What is expected: The expected reply is all of the data, returned exactly.

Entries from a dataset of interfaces
------

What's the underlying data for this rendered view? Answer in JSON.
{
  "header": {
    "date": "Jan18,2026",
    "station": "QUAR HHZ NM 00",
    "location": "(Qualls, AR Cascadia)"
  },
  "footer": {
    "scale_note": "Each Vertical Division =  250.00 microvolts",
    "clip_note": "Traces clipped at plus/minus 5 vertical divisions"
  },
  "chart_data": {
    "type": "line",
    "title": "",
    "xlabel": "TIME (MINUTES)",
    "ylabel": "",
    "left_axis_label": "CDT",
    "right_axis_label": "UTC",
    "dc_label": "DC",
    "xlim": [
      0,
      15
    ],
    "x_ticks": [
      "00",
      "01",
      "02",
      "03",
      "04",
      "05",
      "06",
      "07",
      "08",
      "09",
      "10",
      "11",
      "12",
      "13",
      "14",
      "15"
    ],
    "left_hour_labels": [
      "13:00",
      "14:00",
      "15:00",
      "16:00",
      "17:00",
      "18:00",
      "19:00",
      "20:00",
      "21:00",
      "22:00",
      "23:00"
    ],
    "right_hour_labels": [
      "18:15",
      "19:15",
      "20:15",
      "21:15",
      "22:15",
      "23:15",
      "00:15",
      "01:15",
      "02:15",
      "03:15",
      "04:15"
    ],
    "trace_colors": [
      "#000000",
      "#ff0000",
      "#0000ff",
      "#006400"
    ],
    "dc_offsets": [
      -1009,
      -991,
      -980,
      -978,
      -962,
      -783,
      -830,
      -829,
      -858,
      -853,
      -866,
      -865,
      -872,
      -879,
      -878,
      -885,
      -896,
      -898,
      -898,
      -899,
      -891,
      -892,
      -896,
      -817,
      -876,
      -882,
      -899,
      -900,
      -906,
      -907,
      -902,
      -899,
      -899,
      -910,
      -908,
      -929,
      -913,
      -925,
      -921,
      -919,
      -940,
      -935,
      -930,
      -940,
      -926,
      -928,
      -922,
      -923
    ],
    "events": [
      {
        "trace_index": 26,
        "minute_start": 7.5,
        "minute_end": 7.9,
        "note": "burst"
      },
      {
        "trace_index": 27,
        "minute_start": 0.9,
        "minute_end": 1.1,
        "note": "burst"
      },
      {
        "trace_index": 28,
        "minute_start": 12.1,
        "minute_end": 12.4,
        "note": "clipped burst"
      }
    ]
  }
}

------

Response:
What's the underlying data for this rendered view? Answer in JSON.
{
  "header": {
    "date": "Jan18,2026",
    "station": "QUAR HHZ NM 00",
    "location": "(Qualls, AR Cascadia)"
  },
  "footer": {
    "scale_note": "Each Vertical Division =  250.00 microvolts",
    "clip_note": "Traces clipped at plus/minus 5 vertical divisions"
  },
  "chart_data": {
    "type": "line",
    "title": "",
    "xlabel": "TIME (MINUTES)",
    "ylabel": "",
    "left_axis_label": "CDT",
    "right_axis_label": "UTC",
    "dc_label": "DC",
    "xlim": [
      0,
      15
    ],
    "x_ticks": [
      "00",
      "01",
      "02",
      "03",
      "04",
      "05",
      "06",
      "07",
      "08",
      "09",
      "10",
      "11",
      "12",
      "13",
      "14",
      "15"
    ],
    "left_hour_labels": [
      "13:00",
      "14:00",
      "15:00",
      "16:00",
      "17:00",
      "18:00",
      "19:00",
      "20:00",
      "21:00",
      "22:00",
      "23:00"
    ],
    "right_hour_labels": [
      "18:15",
      "19:15",
      "20:15",
      "21:15",
      "22:15",
      "23:15",
      "00:15",
      "01:15",
      "02:15",
      "03:15",
      "04:15"
    ],
    "trace_colors": [
      "#000000",
      "#ff0000",
      "#0000ff",
      "#006400"
    ],
    "dc_offsets": [
      -1009,
      -991,
      -980,
      -978,
      -962,
      -783,
      -830,
      -829,
      -858,
      -853,
      -866,
      -865,
      -872,
      -879,
      -878,
      -885,
      -896,
      -898,
      -898,
      -899,
      -891,
      -892,
      -896,
      -817,
      -876,
      -882,
      -899,
      -900,
      -906,
      -907,
      -902,
      -899,
      -899,
      -910,
      -908,
      -929,
      -913,
      -925,
      -921,
      -919,
      -940,
      -935,
      -930,
      -940,
      -926,
      -928,
      -922,
      -923
    ],
    "events": [
      {
        "trace_index": 26,
        "minute_start": 7.5,
        "minute_end": 7.9,
        "note": "burst"
      },
      {
        "trace_index": 27,
        "minute_start": 0.9,
        "minute_end": 1.1,
        "note": "burst"
      },
      {
        "trace_index": 28,
        "minute_start": 12.1,
        "minute_end": 12.4,
        "note": "clipped burst"
      }
    ]
  }
}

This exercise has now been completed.